Nongovernmental International Panel on Climate Change
Idso, C.D., Legates, D. and Singer, S.F.
Climate Change Reconsidered II: Fossil Fuels -
5 Environmental Benefits
Combustion of fossil fuels has helped and will continue to help plants
and animals thrive leading to shrinking deserts, expanded habitat
for wildlife, and greater biodiversity.
Many of the scholars and advocates who write about climate change are
either unfamiliar with or overlook the environmental benefits created
by human use of fossil fuels.
Chemists and biologists should know better:
Fossil fuels are composed mainly of hydrogen and carbon atoms, two of
the most abundant elements found in nature.
They are not "pollutants" but share a common chemical basis with all

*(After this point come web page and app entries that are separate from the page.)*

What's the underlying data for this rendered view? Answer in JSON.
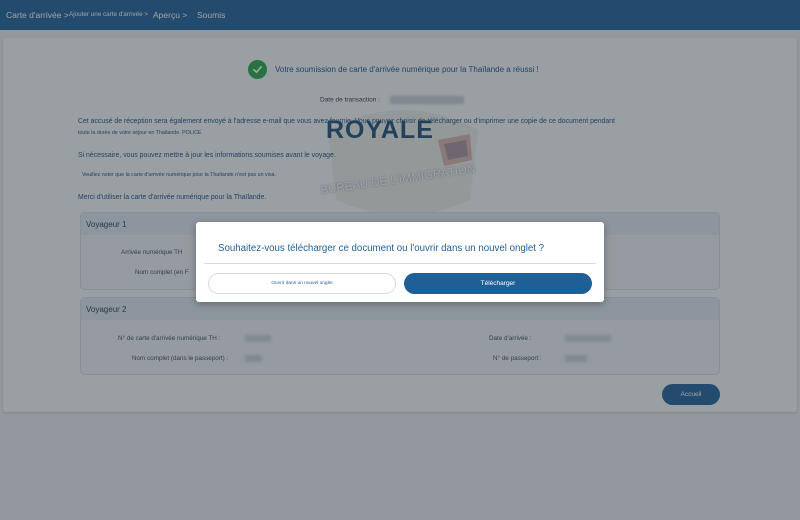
{
  "nav": {
    "crumbs": [
      {
        "label": "Carte d'arrivée >"
      },
      {
        "label": "Ajouter une carte d'arrivée >"
      },
      {
        "label": "Aperçu >"
      },
      {
        "label": "Soumis"
      }
    ]
  },
  "main": {
    "success_message": "Votre soumission de carte d'arrivée numérique pour la Thaïlande a réussi !",
    "transaction_label": "Date de transaction :",
    "email_notice_line1": "Cet accusé de réception sera également envoyé à l'adresse e-mail que vous avez fournie. Vous pouvez choisir de télécharger ou d'imprimer une copie de ce document pendant",
    "email_notice_line2": "toute la durée de votre séjour en Thaïlande. POLICE",
    "update_notice": "Si nécessaire, vous pouvez mettre à jour les informations soumises avant le voyage.",
    "visa_notice": "Veuillez noter que la carte d'arrivée numérique pour la Thaïlande n'est pas un visa.",
    "thanks": "Merci d'utiliser la carte d'arrivée numérique pour la Thaïlande.",
    "watermark_title": "ROYALE",
    "watermark_subtitle": "BUREAU DE L'IMMIGRATION"
  },
  "travellers": [
    {
      "title": "Voyageur 1",
      "card_label": "Arrivée numérique TH",
      "name_label": "Nom complet (en F"
    },
    {
      "title": "Voyageur 2",
      "card_label": "N° de carte d'arrivée numérique TH :",
      "name_label": "Nom complet (dans le passeport) :",
      "arrival_label": "Date d'arrivée :",
      "passport_label": "N° de passeport :"
    }
  ],
  "home_button": "Accueil",
  "modal": {
    "title": "Souhaitez-vous télécharger ce document ou l'ouvrir dans un nouvel onglet ?",
    "open_button": "Ouvrir dans un nouvel onglet",
    "download_button": "Télécharger"
  },
  "colors": {
    "primary": "#1f5f97",
    "success": "#28a745"
  }
}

of life on Earth.
Geologists should know better, too.
The global carbon cycle acts to buffer the impact of man-made carbon
dioxide (CO₂) by including it in exchange processes among carbon

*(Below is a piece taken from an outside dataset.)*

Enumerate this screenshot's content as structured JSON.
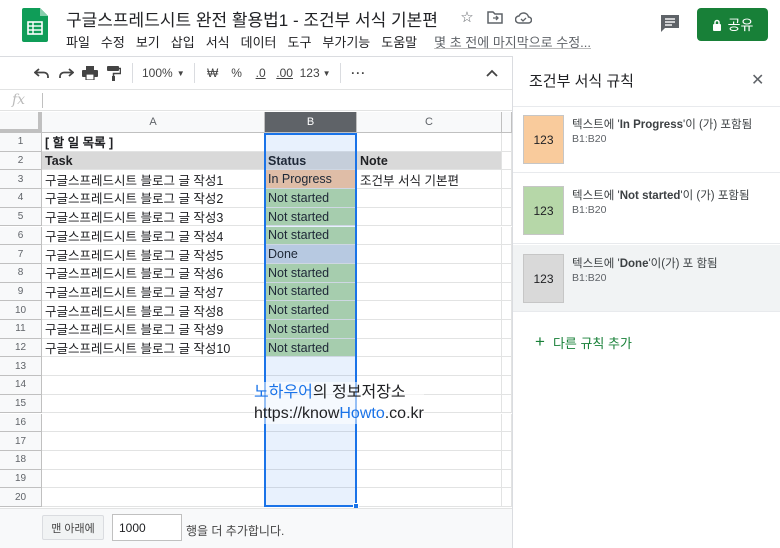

reservoirs that are huge compared to the human contribution.
The size of the human contribution to atmospheric CO₂
concentrations is so small it may be less than the margin of error
in measurements of known exchange rates among carbon reservoirs.
Geologists ought to realize that current atmospheric CO₂
levels are not unprecedented and indeed are low when considered over
geologic time scales.
Because CO₂ is essential to plant and animal life, it is
possible human use of fossil fuels may avert an ecological disaster.
Fossil fuels directly benefit the environment by making possible huge
(orders of magnitude) advances in efficiency, making it possible
to meet human needs while using fewer natural resources.
Fossil fuels make it possible for humanity to flourish while still
preserving much of the land needed by wildlife to survive.
And the prosperity made possible by fossil fuels has made environmental
protection both highly valued and financially possible, producing a
world that is cleaner and safer than it would have been in their absence.
This chapter also finds the CO₂ released when fossil fuels are
burned improves the productivity of ecosystems and has a positive
effect on plant characteristics, including rates of photosynthesis and
biomass production and the efficiency with which plants utilize water.
Atmospheric CO₂ enrichment ameliorates the negative effects of a
number of environmental plant stresses including high temperatures, air
and soil pollutants, herbivory, nitrogen deprivation, and high levels
of soil salinity.
With the help of the ongoing rise in the air's CO₂ content,
humankind should be able to meet the food needs of a growing population
without occupying much of the land needed by wildlife to survive.
Although there likely will be some changes in terrestrial animal
population dynamics, few (if any) will be driven even close to
In a number of instances, real-world data indicate warmer temperatures
and higher atmospheric CO₂ concentrations will be beneficial,
favoring a proliferation of terrestrial species.
Similarly, many laboratory and field studies of aquatic life demonstrate
tolerance, adaptation, and even growth and developmental improvements
in response to higher temperatures and reduced water pH levels.
When these observations are considered, the pessimistic projections of
the IPCC give way to considerable optimism with respect to the
future of the planet's terrestrial and marine life.